I was recently asked to give a short talk on how to lead a small group discussion. More specifically, how to keep the attention of the group and encourage engagement. Both of which are not always easy to do when the subject may be dry or the group members are shy and unwilling to talk. I have had A LOT of experience in this area.
For the past four years I have worked at a non-profit that works with at risk youth. As part of our program we teach our life coaching curriculum to youth in small group settings at public middle and high schools. The groups vary in size, and the crowd is typically unsure about myself and my fellow coaches. I would not call it hostile territory, it also isn’t a friendly and receptive environment either. I still remember my first time in front of the first batch of students that we were using as guinea pigs testing our almost done material that I had only just become familiar with. I went in so confident because I had been speaking in front of people for years, sometimes in front of thousands of students. I had this. The fact was I didn’t have it, and the worst part is that I didn’t realize it. And it wasn’t me who would feel the negative impact the most, it was the youth I was trying to help and teach. As I stood up there unprepared for the task I willingly agreed to, I had an almost out of body experience. It was one of those times where I watched myself say words and I wish I would stop. My presentation was choppy, and I was so concerned with getting out the information out that I wasn’t even concerned with interaction. I missed the whole point! That days opportunity was shot. The whole reason we are there is to interact and build relationships so that when it counts our voice matters. Over time I learned better through more awkward class time and learning from my mistakes, some cringe worthy mistakes that other people have made. These are the rules that I follow in a small group discussions.
1. Have a Bottom Up Approach
In the development of our life coaching curriculum at StudentReach we worked off a bare bones version that was the undeveloped brain child of a friend of our organization Scott Braden. When working to bulk up the material by adding some videos and activities we also added components that we knew would be helpful for the youth we were working with. Things like how credit works, proper investment strategies and the fact that college students will change their majors an average of three times before settling on one.
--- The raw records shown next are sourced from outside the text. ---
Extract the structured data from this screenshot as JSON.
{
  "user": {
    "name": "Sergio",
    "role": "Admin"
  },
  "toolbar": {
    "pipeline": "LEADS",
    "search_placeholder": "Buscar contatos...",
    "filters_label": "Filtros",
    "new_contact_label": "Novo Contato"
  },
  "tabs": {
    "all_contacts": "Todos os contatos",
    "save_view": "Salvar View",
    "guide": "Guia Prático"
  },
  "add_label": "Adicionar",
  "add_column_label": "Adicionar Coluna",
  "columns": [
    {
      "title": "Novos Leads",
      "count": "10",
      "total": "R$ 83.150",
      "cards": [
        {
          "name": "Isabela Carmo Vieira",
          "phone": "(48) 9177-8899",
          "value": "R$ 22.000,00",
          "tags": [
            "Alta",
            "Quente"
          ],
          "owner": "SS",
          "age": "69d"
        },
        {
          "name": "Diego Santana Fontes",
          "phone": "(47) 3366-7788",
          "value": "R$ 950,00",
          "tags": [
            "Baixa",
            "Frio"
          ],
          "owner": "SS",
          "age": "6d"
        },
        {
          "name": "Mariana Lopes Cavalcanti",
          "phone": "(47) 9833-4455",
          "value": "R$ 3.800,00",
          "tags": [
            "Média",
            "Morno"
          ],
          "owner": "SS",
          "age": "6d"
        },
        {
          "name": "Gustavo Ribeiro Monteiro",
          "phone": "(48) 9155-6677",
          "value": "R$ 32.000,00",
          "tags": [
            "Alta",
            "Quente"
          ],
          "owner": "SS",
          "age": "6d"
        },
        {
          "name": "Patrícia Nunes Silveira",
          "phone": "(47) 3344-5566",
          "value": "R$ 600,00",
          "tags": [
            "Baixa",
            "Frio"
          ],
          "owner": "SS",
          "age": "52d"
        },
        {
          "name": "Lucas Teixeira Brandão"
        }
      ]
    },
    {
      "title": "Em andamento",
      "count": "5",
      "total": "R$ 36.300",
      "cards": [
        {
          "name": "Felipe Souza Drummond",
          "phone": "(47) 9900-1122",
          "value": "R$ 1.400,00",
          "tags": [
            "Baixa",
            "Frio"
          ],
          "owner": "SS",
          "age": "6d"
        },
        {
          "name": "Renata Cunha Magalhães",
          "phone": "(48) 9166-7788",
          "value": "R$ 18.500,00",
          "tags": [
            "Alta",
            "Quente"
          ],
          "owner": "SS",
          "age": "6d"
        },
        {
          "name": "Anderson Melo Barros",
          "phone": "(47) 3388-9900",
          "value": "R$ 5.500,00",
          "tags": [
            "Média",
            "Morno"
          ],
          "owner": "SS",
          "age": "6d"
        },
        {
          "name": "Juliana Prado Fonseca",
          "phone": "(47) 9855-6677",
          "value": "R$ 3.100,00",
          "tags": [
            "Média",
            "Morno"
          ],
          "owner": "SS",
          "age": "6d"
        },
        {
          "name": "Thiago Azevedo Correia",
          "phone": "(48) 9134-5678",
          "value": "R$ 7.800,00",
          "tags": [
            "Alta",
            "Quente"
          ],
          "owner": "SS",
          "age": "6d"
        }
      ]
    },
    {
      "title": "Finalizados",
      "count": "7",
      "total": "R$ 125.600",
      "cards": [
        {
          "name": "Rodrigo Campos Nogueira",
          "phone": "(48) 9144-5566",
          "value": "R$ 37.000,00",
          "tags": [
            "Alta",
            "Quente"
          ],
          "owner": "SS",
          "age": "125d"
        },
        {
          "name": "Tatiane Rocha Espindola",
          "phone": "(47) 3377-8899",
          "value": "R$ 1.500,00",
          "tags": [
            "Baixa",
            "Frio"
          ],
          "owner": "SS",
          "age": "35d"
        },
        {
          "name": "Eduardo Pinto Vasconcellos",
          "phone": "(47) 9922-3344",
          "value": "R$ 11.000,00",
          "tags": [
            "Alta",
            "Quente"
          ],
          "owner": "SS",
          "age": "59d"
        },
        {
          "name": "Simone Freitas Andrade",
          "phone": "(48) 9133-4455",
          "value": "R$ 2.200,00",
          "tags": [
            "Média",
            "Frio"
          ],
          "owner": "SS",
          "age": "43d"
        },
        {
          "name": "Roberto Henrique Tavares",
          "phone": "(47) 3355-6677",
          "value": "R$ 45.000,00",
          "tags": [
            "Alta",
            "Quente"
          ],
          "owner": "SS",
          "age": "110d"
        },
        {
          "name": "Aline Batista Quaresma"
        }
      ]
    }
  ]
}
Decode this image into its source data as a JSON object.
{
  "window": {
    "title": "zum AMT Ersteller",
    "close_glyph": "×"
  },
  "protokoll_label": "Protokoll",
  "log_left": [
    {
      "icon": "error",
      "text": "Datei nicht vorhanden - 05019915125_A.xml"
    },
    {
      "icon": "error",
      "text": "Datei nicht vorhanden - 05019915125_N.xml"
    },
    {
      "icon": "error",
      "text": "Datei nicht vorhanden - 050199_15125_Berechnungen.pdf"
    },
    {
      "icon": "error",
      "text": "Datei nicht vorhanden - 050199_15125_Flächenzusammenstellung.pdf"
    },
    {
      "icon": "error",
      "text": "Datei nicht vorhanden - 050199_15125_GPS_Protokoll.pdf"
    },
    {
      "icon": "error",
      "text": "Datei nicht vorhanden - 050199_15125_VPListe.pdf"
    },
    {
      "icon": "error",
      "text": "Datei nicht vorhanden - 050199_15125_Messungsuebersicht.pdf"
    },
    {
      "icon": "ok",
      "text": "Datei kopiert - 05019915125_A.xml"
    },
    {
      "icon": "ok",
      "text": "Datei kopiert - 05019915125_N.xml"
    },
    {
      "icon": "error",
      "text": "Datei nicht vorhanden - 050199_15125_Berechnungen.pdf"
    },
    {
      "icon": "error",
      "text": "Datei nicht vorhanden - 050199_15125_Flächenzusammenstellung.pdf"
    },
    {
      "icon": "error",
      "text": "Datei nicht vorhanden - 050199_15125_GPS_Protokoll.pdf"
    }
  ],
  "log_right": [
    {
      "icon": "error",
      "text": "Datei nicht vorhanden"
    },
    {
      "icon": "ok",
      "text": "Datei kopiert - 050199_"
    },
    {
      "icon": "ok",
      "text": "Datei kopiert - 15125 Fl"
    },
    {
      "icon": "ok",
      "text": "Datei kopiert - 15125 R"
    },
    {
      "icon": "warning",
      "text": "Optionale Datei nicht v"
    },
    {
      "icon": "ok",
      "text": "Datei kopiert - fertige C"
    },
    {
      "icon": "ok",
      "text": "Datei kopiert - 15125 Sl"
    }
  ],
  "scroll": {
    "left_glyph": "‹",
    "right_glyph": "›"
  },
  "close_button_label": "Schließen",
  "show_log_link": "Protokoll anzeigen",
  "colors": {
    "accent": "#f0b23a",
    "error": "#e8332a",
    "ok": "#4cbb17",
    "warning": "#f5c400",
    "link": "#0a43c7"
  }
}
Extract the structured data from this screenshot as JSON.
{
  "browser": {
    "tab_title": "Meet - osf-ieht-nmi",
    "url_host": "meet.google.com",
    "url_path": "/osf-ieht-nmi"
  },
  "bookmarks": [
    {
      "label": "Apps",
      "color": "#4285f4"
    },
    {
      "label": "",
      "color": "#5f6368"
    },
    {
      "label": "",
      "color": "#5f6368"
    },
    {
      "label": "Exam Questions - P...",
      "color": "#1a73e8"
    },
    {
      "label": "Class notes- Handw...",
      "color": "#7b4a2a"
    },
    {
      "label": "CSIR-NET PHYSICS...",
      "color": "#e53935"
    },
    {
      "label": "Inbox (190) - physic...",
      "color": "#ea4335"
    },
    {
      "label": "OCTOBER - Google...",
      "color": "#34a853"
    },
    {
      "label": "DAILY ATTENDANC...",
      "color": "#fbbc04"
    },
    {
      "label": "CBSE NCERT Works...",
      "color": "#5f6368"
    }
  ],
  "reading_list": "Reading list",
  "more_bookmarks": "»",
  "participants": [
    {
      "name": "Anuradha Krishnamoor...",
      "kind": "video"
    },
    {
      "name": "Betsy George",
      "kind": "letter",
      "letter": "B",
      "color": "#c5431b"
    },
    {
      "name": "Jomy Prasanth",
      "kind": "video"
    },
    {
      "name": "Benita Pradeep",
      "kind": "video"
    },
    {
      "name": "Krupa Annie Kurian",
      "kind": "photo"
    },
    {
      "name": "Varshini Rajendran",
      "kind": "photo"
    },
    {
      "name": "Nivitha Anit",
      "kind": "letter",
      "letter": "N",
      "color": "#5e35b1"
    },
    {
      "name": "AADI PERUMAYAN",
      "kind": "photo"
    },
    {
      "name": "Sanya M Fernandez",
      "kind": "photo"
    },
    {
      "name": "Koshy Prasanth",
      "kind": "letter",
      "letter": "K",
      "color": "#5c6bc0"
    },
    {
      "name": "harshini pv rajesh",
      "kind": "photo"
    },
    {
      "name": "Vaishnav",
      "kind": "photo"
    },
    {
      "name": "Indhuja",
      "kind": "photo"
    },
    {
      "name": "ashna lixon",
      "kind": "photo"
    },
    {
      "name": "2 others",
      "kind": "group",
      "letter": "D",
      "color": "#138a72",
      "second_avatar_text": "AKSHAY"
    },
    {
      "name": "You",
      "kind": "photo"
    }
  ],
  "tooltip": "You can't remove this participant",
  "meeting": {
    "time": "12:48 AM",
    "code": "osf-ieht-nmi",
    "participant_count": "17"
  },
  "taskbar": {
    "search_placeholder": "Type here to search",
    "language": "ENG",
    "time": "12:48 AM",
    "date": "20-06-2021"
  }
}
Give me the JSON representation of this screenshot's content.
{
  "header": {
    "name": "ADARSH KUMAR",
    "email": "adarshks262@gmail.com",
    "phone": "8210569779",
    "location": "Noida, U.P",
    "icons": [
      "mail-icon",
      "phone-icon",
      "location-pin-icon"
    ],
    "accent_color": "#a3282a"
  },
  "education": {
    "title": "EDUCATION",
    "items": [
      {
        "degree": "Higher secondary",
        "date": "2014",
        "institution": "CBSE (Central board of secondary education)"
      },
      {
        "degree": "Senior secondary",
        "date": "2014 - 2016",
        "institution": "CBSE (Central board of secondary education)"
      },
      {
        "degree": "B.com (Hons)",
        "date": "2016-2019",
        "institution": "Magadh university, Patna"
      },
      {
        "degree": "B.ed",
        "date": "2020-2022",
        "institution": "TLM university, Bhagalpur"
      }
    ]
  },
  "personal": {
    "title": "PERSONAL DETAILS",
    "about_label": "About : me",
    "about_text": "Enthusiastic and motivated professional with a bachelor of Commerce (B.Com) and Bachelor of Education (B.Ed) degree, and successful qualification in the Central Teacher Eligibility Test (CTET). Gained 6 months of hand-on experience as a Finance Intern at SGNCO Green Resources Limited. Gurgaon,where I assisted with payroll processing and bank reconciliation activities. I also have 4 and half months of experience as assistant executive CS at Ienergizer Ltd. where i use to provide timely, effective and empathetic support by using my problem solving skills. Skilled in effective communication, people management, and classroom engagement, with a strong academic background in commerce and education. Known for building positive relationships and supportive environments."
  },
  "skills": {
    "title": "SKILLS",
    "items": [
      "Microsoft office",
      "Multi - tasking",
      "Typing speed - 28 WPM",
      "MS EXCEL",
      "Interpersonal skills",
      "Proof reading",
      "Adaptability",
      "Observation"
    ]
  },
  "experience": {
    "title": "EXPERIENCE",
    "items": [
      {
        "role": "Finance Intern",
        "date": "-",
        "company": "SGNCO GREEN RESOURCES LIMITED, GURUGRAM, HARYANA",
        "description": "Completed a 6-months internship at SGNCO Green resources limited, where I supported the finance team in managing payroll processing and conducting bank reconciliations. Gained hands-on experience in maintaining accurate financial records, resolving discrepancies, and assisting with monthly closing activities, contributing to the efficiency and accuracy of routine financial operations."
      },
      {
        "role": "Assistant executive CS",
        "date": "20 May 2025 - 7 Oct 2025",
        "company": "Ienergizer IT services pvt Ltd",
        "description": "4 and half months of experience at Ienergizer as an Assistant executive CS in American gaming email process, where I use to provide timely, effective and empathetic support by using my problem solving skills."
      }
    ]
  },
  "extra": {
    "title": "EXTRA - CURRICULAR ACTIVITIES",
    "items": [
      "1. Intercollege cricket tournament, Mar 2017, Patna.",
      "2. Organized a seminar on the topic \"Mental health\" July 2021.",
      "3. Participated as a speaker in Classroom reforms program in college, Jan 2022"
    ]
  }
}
But our students were not into it. We started to find reasons to skip those sessions a move on to other sesions because we grew to hate them. Periodically we would we would meet with Scott to touch base and get feedback from him on our progress. At one of our meetings we shared with him our dilemma. He listened attentively, nodding his head to indicate that he was listening. After we were done he explained that we had a “Top Down” mentality and we need to have a “Bottom Up Mentality”. Yeah, I was confused too. But as he explained I understood. A “Top Down Mentality” says I know more than you, your questions don’t matter, I am going to tell you what is really important (said with a pointing finger). A “Bottom Up Mentality” forces us to put ourselves in the shoes of the audience you are serving, in my case teenagers. Yes, knowing how credit works is important as well as handling money in general, but a 15 year old boy is not interested in living by a strict budget. We have to ask ourselves what questions are they asking, what are the things that keep them up at night. This takes us listening and learning about the people that are participating in the group discussions and tailoring the discussion to them.
2. Say Something Shocking!
My goal when talking to people is to be remembered. I do this by saying something shocking or sometimes slightly offensive. It’s a trick I learned years ago. When I was young I once heard a speaker say something shocking that was almost offensive, I questioned if I should even stay. But as I broke it down, I actually thought what he said was true and was something I agreed with, but I was intrigued. He did this several times during his talk. I realized what he was doing, he was keeping my attention! By saying things in a way that seemed slightly offensive, or saying talking about some sensitive issues with out dancing around the issue he held my attention. Although risky, communicating in this way is not without reward. As people work through their slight offense/shocking they will continue to listen the way that I did. You just have to make sure you say something worth listening to. Donald Trump uses this tactic but is lacking in any real substance. I’ve danced on the line a few times, slipped and fell in the way of making some people mad and had todo some smoothing over. Most of the time I make it through relatively unscathed. It’s a good tool for hard crowds. The important thing is not to say anything actually offensive, just saying what you want to communicate in a way that causes a reaction inside of the listener.
Stay tuned for part 2.